→ **YOUR TASK**: Every line holding the word "content" should be copied from the material.

→ **INPUT FOR THIS TASK**:
————

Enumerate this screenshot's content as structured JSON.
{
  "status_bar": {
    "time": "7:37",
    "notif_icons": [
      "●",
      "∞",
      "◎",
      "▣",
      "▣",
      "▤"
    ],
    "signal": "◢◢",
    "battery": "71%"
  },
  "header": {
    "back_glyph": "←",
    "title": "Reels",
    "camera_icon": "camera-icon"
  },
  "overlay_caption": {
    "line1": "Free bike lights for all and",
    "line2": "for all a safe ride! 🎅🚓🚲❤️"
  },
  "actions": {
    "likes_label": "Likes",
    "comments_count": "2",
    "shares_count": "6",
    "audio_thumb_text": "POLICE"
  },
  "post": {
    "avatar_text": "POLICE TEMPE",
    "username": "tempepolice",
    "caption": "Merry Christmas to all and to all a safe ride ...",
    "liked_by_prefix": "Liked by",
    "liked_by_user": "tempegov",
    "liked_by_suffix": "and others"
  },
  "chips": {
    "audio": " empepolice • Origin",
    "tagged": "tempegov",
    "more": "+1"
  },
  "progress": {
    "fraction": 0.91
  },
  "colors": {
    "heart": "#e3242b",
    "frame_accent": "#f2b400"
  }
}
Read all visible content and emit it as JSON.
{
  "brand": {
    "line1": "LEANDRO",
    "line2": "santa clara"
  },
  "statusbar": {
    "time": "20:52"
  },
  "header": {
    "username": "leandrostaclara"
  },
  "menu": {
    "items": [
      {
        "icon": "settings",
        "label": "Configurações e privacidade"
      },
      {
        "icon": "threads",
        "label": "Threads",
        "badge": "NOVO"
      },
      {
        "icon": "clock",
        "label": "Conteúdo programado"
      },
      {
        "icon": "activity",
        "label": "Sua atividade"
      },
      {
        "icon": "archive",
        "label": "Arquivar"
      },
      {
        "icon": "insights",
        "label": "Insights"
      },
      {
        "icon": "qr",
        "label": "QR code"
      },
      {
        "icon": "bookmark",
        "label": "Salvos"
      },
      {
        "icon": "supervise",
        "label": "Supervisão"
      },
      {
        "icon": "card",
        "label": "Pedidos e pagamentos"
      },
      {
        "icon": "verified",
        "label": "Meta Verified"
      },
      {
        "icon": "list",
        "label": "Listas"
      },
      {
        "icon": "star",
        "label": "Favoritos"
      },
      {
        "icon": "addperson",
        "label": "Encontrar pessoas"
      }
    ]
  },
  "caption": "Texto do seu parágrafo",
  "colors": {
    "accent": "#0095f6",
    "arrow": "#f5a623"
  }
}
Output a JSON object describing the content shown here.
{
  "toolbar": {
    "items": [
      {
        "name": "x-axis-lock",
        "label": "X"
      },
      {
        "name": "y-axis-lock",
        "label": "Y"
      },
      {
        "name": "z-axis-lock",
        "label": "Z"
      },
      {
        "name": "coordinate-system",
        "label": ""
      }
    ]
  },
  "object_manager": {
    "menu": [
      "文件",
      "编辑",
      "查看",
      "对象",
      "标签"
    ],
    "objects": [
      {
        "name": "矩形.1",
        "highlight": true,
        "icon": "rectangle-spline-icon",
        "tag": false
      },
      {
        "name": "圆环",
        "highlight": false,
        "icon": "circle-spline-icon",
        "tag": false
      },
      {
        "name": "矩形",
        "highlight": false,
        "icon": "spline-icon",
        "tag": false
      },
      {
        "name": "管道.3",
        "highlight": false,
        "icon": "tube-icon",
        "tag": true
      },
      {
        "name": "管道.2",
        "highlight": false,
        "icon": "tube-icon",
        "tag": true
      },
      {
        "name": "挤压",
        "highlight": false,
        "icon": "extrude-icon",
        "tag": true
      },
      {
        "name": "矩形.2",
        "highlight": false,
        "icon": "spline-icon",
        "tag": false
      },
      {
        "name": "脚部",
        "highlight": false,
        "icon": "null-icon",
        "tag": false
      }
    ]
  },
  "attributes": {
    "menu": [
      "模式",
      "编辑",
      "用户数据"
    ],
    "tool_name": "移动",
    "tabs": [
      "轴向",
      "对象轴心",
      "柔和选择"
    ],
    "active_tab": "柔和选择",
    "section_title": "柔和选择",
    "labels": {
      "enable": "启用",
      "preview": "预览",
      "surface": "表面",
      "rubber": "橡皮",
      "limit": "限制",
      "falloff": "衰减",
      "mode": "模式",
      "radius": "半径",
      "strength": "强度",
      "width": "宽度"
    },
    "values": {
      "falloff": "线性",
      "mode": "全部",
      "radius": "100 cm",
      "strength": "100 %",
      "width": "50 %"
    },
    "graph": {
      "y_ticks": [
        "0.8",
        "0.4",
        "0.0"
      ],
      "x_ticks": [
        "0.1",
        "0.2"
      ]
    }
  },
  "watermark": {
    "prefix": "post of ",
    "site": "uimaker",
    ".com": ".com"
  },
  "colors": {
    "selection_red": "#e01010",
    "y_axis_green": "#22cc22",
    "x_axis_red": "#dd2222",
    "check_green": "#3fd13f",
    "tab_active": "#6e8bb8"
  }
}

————

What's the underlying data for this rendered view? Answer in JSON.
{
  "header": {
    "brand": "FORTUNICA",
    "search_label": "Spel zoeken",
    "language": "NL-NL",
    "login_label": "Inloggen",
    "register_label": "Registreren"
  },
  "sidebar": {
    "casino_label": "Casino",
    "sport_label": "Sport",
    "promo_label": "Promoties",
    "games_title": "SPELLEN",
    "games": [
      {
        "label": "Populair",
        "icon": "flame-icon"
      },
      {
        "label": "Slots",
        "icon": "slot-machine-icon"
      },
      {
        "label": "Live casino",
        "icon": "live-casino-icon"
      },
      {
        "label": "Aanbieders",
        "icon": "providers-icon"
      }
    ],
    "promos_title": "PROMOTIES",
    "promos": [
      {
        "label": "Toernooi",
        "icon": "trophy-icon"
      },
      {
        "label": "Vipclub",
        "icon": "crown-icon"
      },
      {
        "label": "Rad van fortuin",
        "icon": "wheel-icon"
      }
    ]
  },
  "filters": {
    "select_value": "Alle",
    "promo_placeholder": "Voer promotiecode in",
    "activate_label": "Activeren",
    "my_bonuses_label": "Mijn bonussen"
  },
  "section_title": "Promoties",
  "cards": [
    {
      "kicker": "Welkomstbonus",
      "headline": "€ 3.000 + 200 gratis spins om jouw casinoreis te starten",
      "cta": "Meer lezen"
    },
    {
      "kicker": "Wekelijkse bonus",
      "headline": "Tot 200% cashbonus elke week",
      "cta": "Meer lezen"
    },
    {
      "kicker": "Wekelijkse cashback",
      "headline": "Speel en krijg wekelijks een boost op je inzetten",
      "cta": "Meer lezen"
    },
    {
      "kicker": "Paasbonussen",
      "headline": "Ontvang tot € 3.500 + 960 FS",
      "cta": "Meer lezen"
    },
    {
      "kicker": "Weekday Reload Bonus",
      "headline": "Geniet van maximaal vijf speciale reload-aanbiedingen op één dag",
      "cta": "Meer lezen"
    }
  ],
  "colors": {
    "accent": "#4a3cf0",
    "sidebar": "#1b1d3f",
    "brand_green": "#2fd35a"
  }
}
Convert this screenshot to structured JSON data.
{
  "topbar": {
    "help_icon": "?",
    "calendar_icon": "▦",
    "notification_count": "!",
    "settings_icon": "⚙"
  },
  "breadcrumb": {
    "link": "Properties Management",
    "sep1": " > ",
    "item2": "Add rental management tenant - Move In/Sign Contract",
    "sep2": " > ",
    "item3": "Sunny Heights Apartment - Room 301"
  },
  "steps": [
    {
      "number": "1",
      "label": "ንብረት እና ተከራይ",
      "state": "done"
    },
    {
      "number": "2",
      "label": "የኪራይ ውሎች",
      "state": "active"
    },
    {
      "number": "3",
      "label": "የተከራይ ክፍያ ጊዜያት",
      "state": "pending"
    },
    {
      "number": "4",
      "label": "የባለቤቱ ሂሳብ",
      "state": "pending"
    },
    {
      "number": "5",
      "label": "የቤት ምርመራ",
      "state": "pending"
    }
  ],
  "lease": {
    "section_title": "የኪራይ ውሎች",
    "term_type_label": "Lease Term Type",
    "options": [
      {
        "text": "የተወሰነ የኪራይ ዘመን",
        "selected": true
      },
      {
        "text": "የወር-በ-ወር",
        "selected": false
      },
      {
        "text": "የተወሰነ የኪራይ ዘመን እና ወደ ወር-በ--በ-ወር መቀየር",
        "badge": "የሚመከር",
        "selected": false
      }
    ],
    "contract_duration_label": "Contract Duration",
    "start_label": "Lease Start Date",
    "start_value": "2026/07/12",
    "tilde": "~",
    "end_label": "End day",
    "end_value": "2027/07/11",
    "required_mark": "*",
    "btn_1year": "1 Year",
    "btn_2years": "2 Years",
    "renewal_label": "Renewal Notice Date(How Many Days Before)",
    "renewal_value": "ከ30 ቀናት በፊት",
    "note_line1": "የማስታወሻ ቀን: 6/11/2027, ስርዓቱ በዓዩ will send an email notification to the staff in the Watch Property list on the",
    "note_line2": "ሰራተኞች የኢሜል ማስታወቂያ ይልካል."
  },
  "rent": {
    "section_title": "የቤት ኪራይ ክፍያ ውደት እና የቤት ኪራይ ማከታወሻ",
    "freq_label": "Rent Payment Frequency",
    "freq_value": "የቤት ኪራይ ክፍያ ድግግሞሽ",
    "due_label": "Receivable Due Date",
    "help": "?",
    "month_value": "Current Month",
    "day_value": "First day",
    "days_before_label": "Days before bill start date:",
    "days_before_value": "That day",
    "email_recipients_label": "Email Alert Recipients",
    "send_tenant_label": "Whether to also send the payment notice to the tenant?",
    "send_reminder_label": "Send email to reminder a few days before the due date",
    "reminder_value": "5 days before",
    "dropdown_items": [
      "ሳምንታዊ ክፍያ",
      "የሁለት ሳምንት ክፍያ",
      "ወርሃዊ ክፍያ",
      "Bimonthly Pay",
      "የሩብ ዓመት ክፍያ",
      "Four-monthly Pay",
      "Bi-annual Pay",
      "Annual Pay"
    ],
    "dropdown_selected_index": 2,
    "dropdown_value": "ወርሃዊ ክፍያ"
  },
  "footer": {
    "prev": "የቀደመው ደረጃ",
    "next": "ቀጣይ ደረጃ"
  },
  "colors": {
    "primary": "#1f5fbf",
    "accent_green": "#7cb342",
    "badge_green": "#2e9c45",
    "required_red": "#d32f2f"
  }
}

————

→ **RESPONSE TO THIS TASK**:
Enumerate this screenshot's content as structured JSON.
Read all visible content and emit it as JSON.
Output a JSON object describing the content shown here.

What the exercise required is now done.